In the final stage, a retailer buys the trouser from the wholesaler. To his purchase price of Rs 150, he adds value, or margin, of, say, Rs 10. The gross value of what he sells, therefore, goes up to Rs 150 + 10, or Rs 160. The tax on this, at 10%, will be Rs 16. But by setting off this tax (Rs 16) against the tax on his purchase from the wholesaler (Rs 15), the retailer brings down the effective GST incidence on himself to Re 1 (16 –15).
Thus, the total GST on the entire value chain from the raw material/input suppliers (who can claim no tax credit since they haven’t purchased anything themselves) through the manufacturer, wholesaler and retailer is, Rs 10 + 3 +2 + 1, or Rs 16.
What’s the actual merits and demerits of GST Implementation:
The GST is a Value added Tax (VAT) is proposed to be a comprehensive indirect tax levy on manufacture, sale and consumption of goods as well as services at the national level. It will replace all indirect taxes levied on goods and services by the Indian Central and State governments. Though GST is considered to be a historical tax reform in India, it also has some demerits. We here would look into GST Taxation and deal with its advantages and disadvantages.

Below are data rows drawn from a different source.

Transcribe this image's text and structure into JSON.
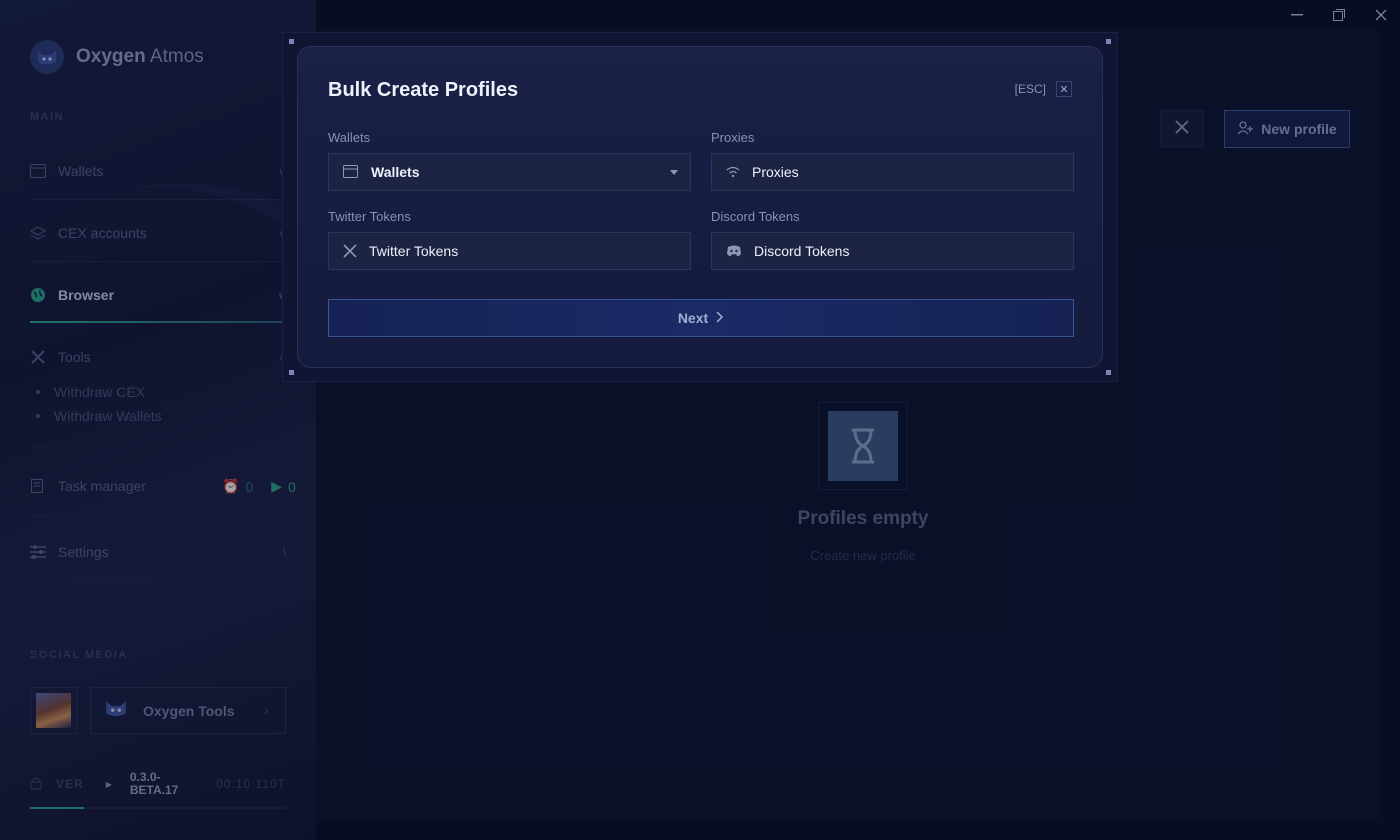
{
  "app": {
    "name_bold": "Oxygen",
    "name_light": " Atmos"
  },
  "sidebar": {
    "main_section": "MAIN",
    "items": [
      {
        "label": "Wallets",
        "icon": "wallet-icon"
      },
      {
        "label": "CEX accounts",
        "icon": "layers-icon"
      },
      {
        "label": "Browser",
        "icon": "globe-icon",
        "active": true
      },
      {
        "label": "Tools",
        "icon": "tools-icon"
      },
      {
        "label": "Task manager",
        "icon": "task-icon"
      },
      {
        "label": "Settings",
        "icon": "sliders-icon"
      }
    ],
    "tools_sub": [
      "Withdraw CEX",
      "Withdraw Wallets"
    ],
    "task_counts": {
      "scheduled": "0",
      "running": "0"
    },
    "social_section": "SOCIAL MEDIA",
    "social_card": "Oxygen Tools",
    "version_label": "VER",
    "version_value": "0.3.0-BETA.17",
    "version_time": "00:10:110T"
  },
  "main": {
    "new_profile": "New profile",
    "empty_title": "Profiles empty",
    "empty_sub": "Create new profile"
  },
  "modal": {
    "title": "Bulk Create Profiles",
    "esc": "[ESC]",
    "close_glyph": "✕",
    "fields": {
      "wallets_label": "Wallets",
      "wallets_value": "Wallets",
      "proxies_label": "Proxies",
      "proxies_value": "Proxies",
      "twitter_label": "Twitter Tokens",
      "twitter_value": "Twitter Tokens",
      "discord_label": "Discord Tokens",
      "discord_value": "Discord Tokens"
    },
    "next": "Next"
  },
  "colors": {
    "accent_green": "#2da88a",
    "accent_blue": "#3d5a9a",
    "background": "#0b1026"
  }
}
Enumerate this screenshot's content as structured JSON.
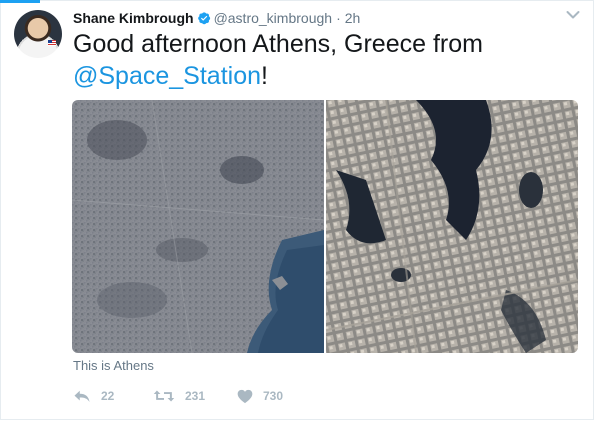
{
  "tweet": {
    "author_name": "Shane Kimbrough",
    "handle": "@astro_kimbrough",
    "separator": "·",
    "time": "2h",
    "text_prefix": "Good afternoon Athens, Greece from ",
    "mention": "@Space_Station",
    "text_suffix": "!",
    "caption": "This is Athens",
    "verified": true
  },
  "actions": {
    "reply_count": "22",
    "retweet_count": "231",
    "like_count": "730"
  },
  "icons": {
    "verified": "verified-badge-icon",
    "more": "chevron-down-icon",
    "reply": "reply-icon",
    "retweet": "retweet-icon",
    "like": "heart-icon"
  },
  "colors": {
    "accent": "#1da1f2",
    "mention": "#1b95e0",
    "muted": "#657786",
    "action": "#aab8c2"
  }
}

- GST is a transparent tax and also reduce number of indirect taxes.
- GST will not be a cost to registered retailers therefore there will be no hidden taxes and and the cost of doing business will be lower.
- Benefit people as prices will come down which in turn will help companies as consumption will increase.
- There is no doubt that in production and distribution of goods, services are increasingly used or consumed and vice versa.
- Separate taxes for goods and services, which is the present taxation system, requires division of transaction values into value of goods and services for taxation, leading to greater complications, administration, including compliances costs.
- In the GST system, when all the taxes are integrated, it would make possible the taxation burden to be split equitably between manufacturing and services.
- GST will be levied only at the final destination of consumption based on VAT principle and not at various points (from manufacturing to retail outlets). This will help in removing economic distortions and bring about development of a common national market.
- GST will also help to build a transparent and corruption free tax administration.
- Presently, a tax is levied on when a finished product moves out from a factory, which is paid by the manufacturer, and it is again levied at the retail outlet when sold.
- GST is backed by the GSTN, which is a fully integrated tax platform to deal with all aspects of GST.
- Some Economist say that GST in India would impact negatively on the real estate market. It would add up to 8 percent to the cost of new homes and reduce demand by about 12 percent.
- Some Experts says that CGST(Central GST), SGST(State GST) are nothing but new names for Central Excise/Service Tax, VAT and CST. Hence, there is no major reduction in the number of tax layers.
- Some retail products currently have only four percent tax on them. After GST, garments and clothes could become more expensive.
- The aviation industry would be affected. Service taxes on airfares currently range from six to nine percent. With GST, this rate will surpass fifteen percent and effectively double the tax rate.
- Adoption and migration to the new GST system would involve teething troubles and learning for the entire ecosystem.
For the Common Man – Items Expected to Get Cheaper
The following things/items are expected to become cheaper under GST for the common man:
- Prices of movie tickets may become cheaper in most states
- Dining in restaurants
- Entry-level sedan (except small cars)
- SUVs and luxury or premium cars
- Washing machines
For the Common Man – Items Expected to Get Costlier
The following things/items are expected to become costlier under GST for the common man:
- Mobile bills
- Renewal premium for life insurance policies
- Banking and investment management services
- Basic luxuries for a common man like WIFI and DTH services, online booking of tickets may become costlier.
- Residential rent
- Health care
- School fees
- Courier services
- Commuting by metro or rail may become expensive.
- Aerated drinks
- Cigarettes and tobacco products.